- _WHAT IS NEEDED_
Pictures aside, write every record out again word for word.
= Beginning of Section =
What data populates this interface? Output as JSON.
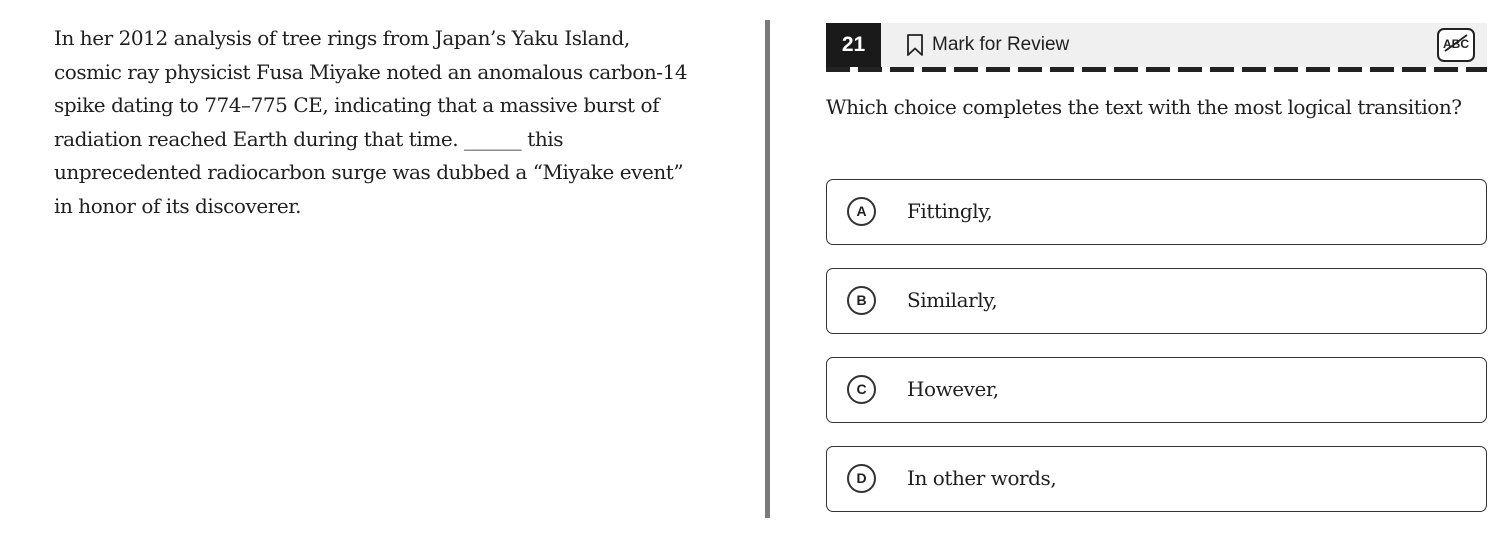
{
  "passage": {
    "text": "In her 2012 analysis of tree rings from Japan’s Yaku Island, cosmic ray physicist Fusa Miyake noted an anomalous carbon-14 spike dating to 774–775 CE, indicating that a massive burst of radiation reached Earth during that time. ______ this unprecedented radiocarbon surge was dubbed a “Miyake event” in honor of its discoverer."
  },
  "question": {
    "number": "21",
    "mark_for_review_label": "Mark for Review",
    "abc_icon": "abc-strikethrough-icon",
    "prompt": "Which choice completes the text with the most logical transition?",
    "choices": [
      {
        "letter": "A",
        "text": "Fittingly,"
      },
      {
        "letter": "B",
        "text": "Similarly,"
      },
      {
        "letter": "C",
        "text": "However,"
      },
      {
        "letter": "D",
        "text": "In other words,"
      }
    ]
  },
  "colors": {
    "header_background": "#f0f0f0",
    "number_badge": "#1a1a1a",
    "divider": "#7a7a7a",
    "border": "#333333"
  }
}
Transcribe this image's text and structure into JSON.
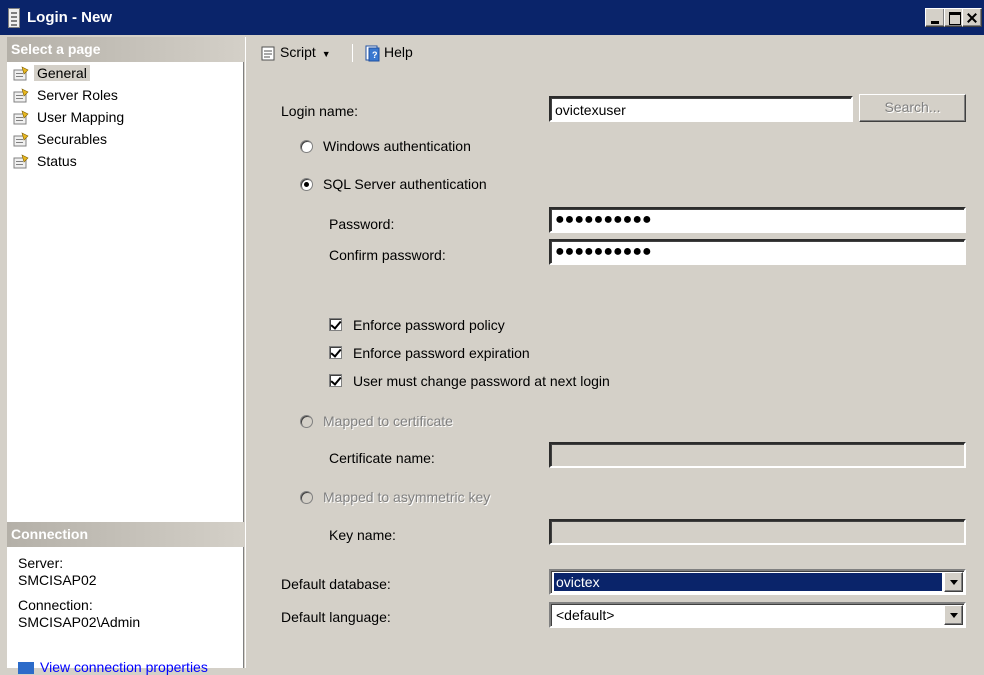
{
  "window": {
    "title": "Login - New"
  },
  "left_pane": {
    "select_page_header": "Select a page",
    "pages": [
      {
        "label": "General",
        "selected": true
      },
      {
        "label": "Server Roles",
        "selected": false
      },
      {
        "label": "User Mapping",
        "selected": false
      },
      {
        "label": "Securables",
        "selected": false
      },
      {
        "label": "Status",
        "selected": false
      }
    ],
    "connection_header": "Connection",
    "server_label": "Server:",
    "server_value": "SMCISAP02",
    "connection_label": "Connection:",
    "connection_value": "SMCISAP02\\Admin",
    "view_link_partial": "View connection properties"
  },
  "toolbar": {
    "script_label": "Script",
    "help_label": "Help"
  },
  "form": {
    "login_name_label": "Login name:",
    "login_name_value": "ovictexuser",
    "search_button": "Search...",
    "windows_auth_label": "Windows authentication",
    "sql_auth_label": "SQL Server authentication",
    "auth_mode": "sql",
    "password_label": "Password:",
    "password_value": "●●●●●●●●●●",
    "confirm_password_label": "Confirm password:",
    "confirm_password_value": "●●●●●●●●●●",
    "enforce_policy_label": "Enforce password policy",
    "enforce_policy_checked": true,
    "enforce_expiration_label": "Enforce password expiration",
    "enforce_expiration_checked": true,
    "must_change_label": "User must change password at next login",
    "must_change_checked": true,
    "mapped_cert_label": "Mapped to certificate",
    "cert_name_label": "Certificate name:",
    "cert_name_value": "",
    "mapped_asym_label": "Mapped to asymmetric key",
    "key_name_label": "Key name:",
    "key_name_value": "",
    "default_db_label": "Default database:",
    "default_db_value": "ovictex",
    "default_lang_label": "Default language:",
    "default_lang_value": "<default>"
  },
  "colors": {
    "titlebar": "#0a246a",
    "window_bg": "#d4d0c8",
    "selection": "#0a246a"
  }
}
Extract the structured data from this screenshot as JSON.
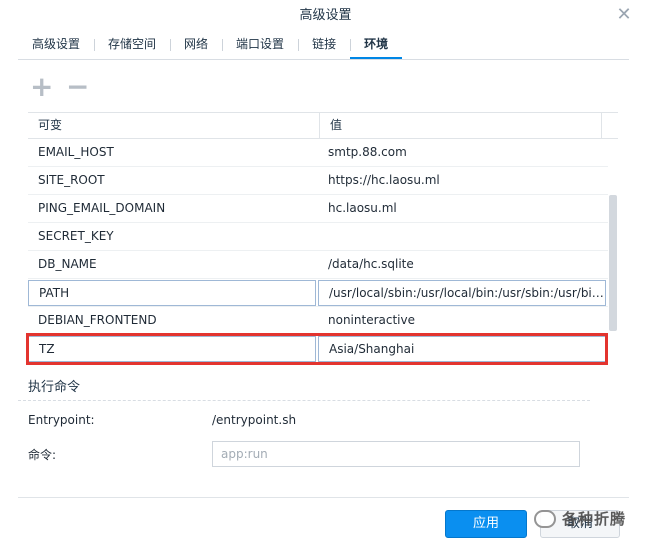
{
  "dialog": {
    "title": "高级设置",
    "close_glyph": "✕"
  },
  "tabs": [
    {
      "label": "高级设置"
    },
    {
      "label": "存储空间"
    },
    {
      "label": "网络"
    },
    {
      "label": "端口设置"
    },
    {
      "label": "链接"
    },
    {
      "label": "环境",
      "active": true
    }
  ],
  "toolbar": {
    "add_glyph": "+",
    "remove_glyph": "−"
  },
  "grid": {
    "headers": {
      "variable": "可变",
      "value": "值"
    },
    "rows": [
      {
        "variable": "EMAIL_HOST",
        "value": "smtp.88.com"
      },
      {
        "variable": "SITE_ROOT",
        "value": "https://hc.laosu.ml"
      },
      {
        "variable": "PING_EMAIL_DOMAIN",
        "value": "hc.laosu.ml"
      },
      {
        "variable": "SECRET_KEY",
        "value": ""
      },
      {
        "variable": "DB_NAME",
        "value": "/data/hc.sqlite"
      },
      {
        "variable": "PATH",
        "value": "/usr/local/sbin:/usr/local/bin:/usr/sbin:/usr/bin:/sbin:/bin"
      },
      {
        "variable": "DEBIAN_FRONTEND",
        "value": "noninteractive"
      },
      {
        "variable": "TZ",
        "value": "Asia/Shanghai"
      }
    ]
  },
  "exec": {
    "section_title": "执行命令",
    "entrypoint_label": "Entrypoint:",
    "entrypoint_value": "/entrypoint.sh",
    "command_label": "命令:",
    "command_placeholder": "app:run"
  },
  "footer": {
    "apply_label": "应用",
    "cancel_label": "取消",
    "watermark_text": "各种折腾"
  },
  "colors": {
    "accent": "#0a8ff0",
    "highlight_border": "#e3342f"
  }
}
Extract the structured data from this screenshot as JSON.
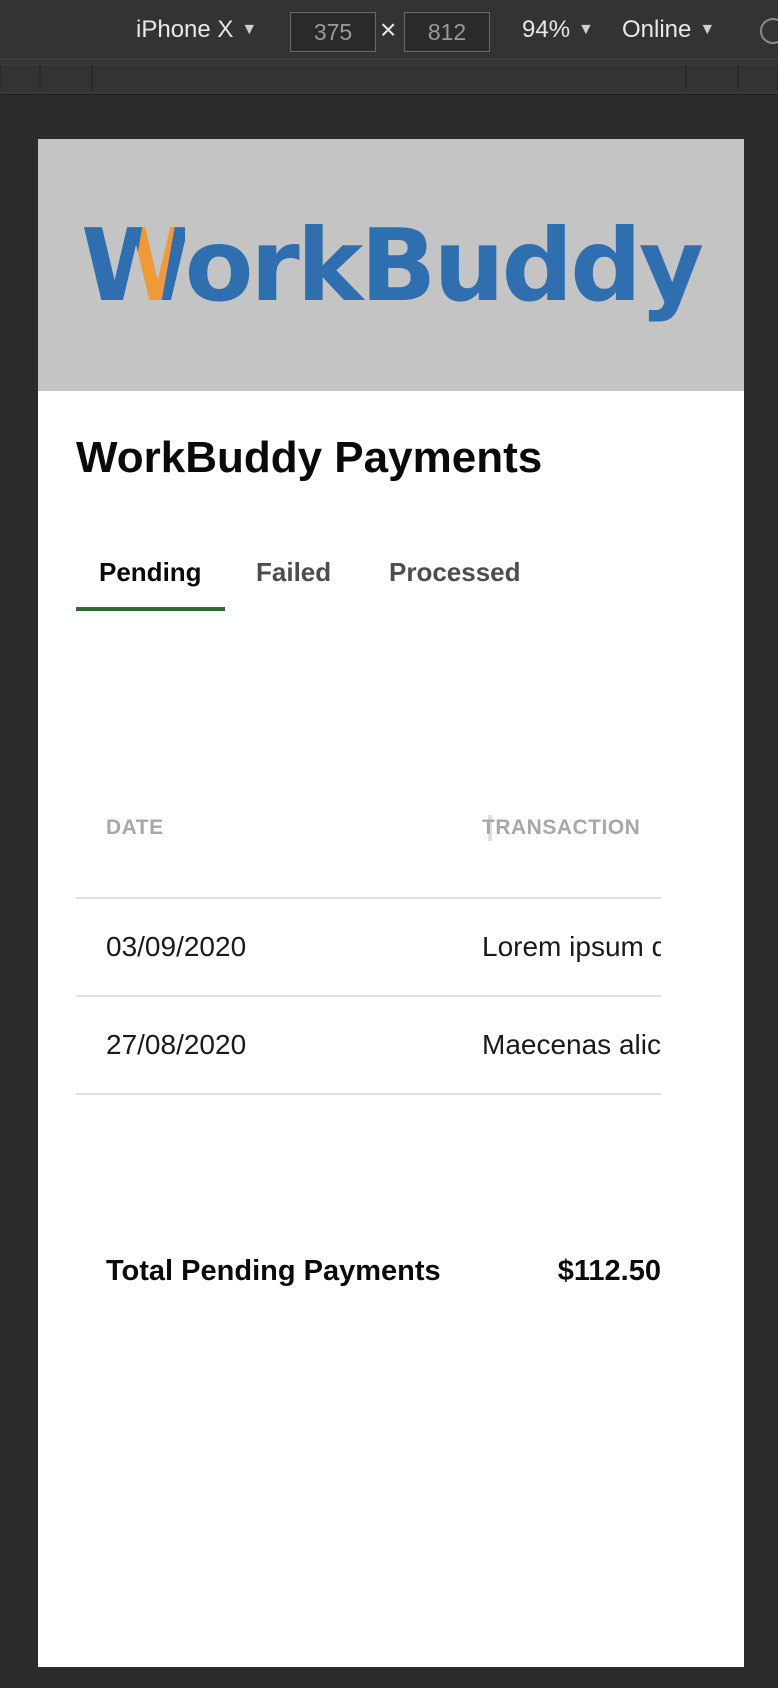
{
  "devtools": {
    "device": "iPhone X",
    "width": "375",
    "height": "812",
    "times": "×",
    "zoom": "94%",
    "network": "Online"
  },
  "app": {
    "logo": {
      "part1": "W",
      "part2": "orkBuddy",
      "color_main": "#2f6faf",
      "color_accent": "#ef9a3a"
    },
    "title": "WorkBuddy Payments",
    "tabs": [
      {
        "label": "Pending",
        "active": true
      },
      {
        "label": "Failed",
        "active": false
      },
      {
        "label": "Processed",
        "active": false
      }
    ],
    "table": {
      "headers": [
        "DATE",
        "TRANSACTION"
      ],
      "rows": [
        {
          "date": "03/09/2020",
          "transaction": "Lorem ipsum d"
        },
        {
          "date": "27/08/2020",
          "transaction": "Maecenas alic"
        }
      ]
    },
    "total": {
      "label": "Total Pending Payments",
      "amount": "$112.50"
    }
  }
}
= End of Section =
- _RESPONSE TO THE TASK_
What data populates this interface? Output as JSON.
{
  "passage": {
    "text": "In her 2012 analysis of tree rings from Japan’s Yaku Island, cosmic ray physicist Fusa Miyake noted an anomalous carbon-14 spike dating to 774–775 CE, indicating that a massive burst of radiation reached Earth during that time. ______ this unprecedented radiocarbon surge was dubbed a “Miyake event” in honor of its discoverer."
  },
  "question": {
    "number": "21",
    "mark_for_review_label": "Mark for Review",
    "abc_icon": "abc-strikethrough-icon",
    "prompt": "Which choice completes the text with the most logical transition?",
    "choices": [
      {
        "letter": "A",
        "text": "Fittingly,"
      },
      {
        "letter": "B",
        "text": "Similarly,"
      },
      {
        "letter": "C",
        "text": "However,"
      },
      {
        "letter": "D",
        "text": "In other words,"
      }
    ]
  },
  "colors": {
    "header_background": "#f0f0f0",
    "number_badge": "#1a1a1a",
    "divider": "#7a7a7a",
    "border": "#333333"
  }
}
Transcribe this image's text and structure into JSON.
{
  "window": {
    "title": "Login - New"
  },
  "left_pane": {
    "select_page_header": "Select a page",
    "pages": [
      {
        "label": "General",
        "selected": true
      },
      {
        "label": "Server Roles",
        "selected": false
      },
      {
        "label": "User Mapping",
        "selected": false
      },
      {
        "label": "Securables",
        "selected": false
      },
      {
        "label": "Status",
        "selected": false
      }
    ],
    "connection_header": "Connection",
    "server_label": "Server:",
    "server_value": "SMCISAP02",
    "connection_label": "Connection:",
    "connection_value": "SMCISAP02\\Admin",
    "view_link_partial": "View connection properties"
  },
  "toolbar": {
    "script_label": "Script",
    "help_label": "Help"
  },
  "form": {
    "login_name_label": "Login name:",
    "login_name_value": "ovictexuser",
    "search_button": "Search...",
    "windows_auth_label": "Windows authentication",
    "sql_auth_label": "SQL Server authentication",
    "auth_mode": "sql",
    "password_label": "Password:",
    "password_value": "●●●●●●●●●●",
    "confirm_password_label": "Confirm password:",
    "confirm_password_value": "●●●●●●●●●●",
    "enforce_policy_label": "Enforce password policy",
    "enforce_policy_checked": true,
    "enforce_expiration_label": "Enforce password expiration",
    "enforce_expiration_checked": true,
    "must_change_label": "User must change password at next login",
    "must_change_checked": true,
    "mapped_cert_label": "Mapped to certificate",
    "cert_name_label": "Certificate name:",
    "cert_name_value": "",
    "mapped_asym_label": "Mapped to asymmetric key",
    "key_name_label": "Key name:",
    "key_name_value": "",
    "default_db_label": "Default database:",
    "default_db_value": "ovictex",
    "default_lang_label": "Default language:",
    "default_lang_value": "<default>"
  },
  "colors": {
    "titlebar": "#0a246a",
    "window_bg": "#d4d0c8",
    "selection": "#0a246a"
  }
}
Extract the structured data from this screenshot as JSON.
{
  "dialog": {
    "title": "高级设置",
    "close_glyph": "✕"
  },
  "tabs": [
    {
      "label": "高级设置"
    },
    {
      "label": "存储空间"
    },
    {
      "label": "网络"
    },
    {
      "label": "端口设置"
    },
    {
      "label": "链接"
    },
    {
      "label": "环境",
      "active": true
    }
  ],
  "toolbar": {
    "add_glyph": "+",
    "remove_glyph": "−"
  },
  "grid": {
    "headers": {
      "variable": "可变",
      "value": "值"
    },
    "rows": [
      {
        "variable": "EMAIL_HOST",
        "value": "smtp.88.com"
      },
      {
        "variable": "SITE_ROOT",
        "value": "https://hc.laosu.ml"
      },
      {
        "variable": "PING_EMAIL_DOMAIN",
        "value": "hc.laosu.ml"
      },
      {
        "variable": "SECRET_KEY",
        "value": ""
      },
      {
        "variable": "DB_NAME",
        "value": "/data/hc.sqlite"
      },
      {
        "variable": "PATH",
        "value": "/usr/local/sbin:/usr/local/bin:/usr/sbin:/usr/bin:/sbin:/bin"
      },
      {
        "variable": "DEBIAN_FRONTEND",
        "value": "noninteractive"
      },
      {
        "variable": "TZ",
        "value": "Asia/Shanghai"
      }
    ]
  },
  "exec": {
    "section_title": "执行命令",
    "entrypoint_label": "Entrypoint:",
    "entrypoint_value": "/entrypoint.sh",
    "command_label": "命令:",
    "command_placeholder": "app:run"
  },
  "footer": {
    "apply_label": "应用",
    "cancel_label": "取消",
    "watermark_text": "各种折腾"
  },
  "colors": {
    "accent": "#0a8ff0",
    "highlight_border": "#e3342f"
  }
}
Extract the structured data from this screenshot as JSON.
{
  "devtools": {
    "device": "iPhone X",
    "width": "375",
    "height": "812",
    "times": "×",
    "zoom": "94%",
    "network": "Online"
  },
  "app": {
    "logo": {
      "part1": "W",
      "part2": "orkBuddy",
      "color_main": "#2f6faf",
      "color_accent": "#ef9a3a"
    },
    "title": "WorkBuddy Payments",
    "tabs": [
      {
        "label": "Pending",
        "active": true
      },
      {
        "label": "Failed",
        "active": false
      },
      {
        "label": "Processed",
        "active": false
      }
    ],
    "table": {
      "headers": [
        "DATE",
        "TRANSACTION"
      ],
      "rows": [
        {
          "date": "03/09/2020",
          "transaction": "Lorem ipsum d"
        },
        {
          "date": "27/08/2020",
          "transaction": "Maecenas alic"
        }
      ]
    },
    "total": {
      "label": "Total Pending Payments",
      "amount": "$112.50"
    }
  }
}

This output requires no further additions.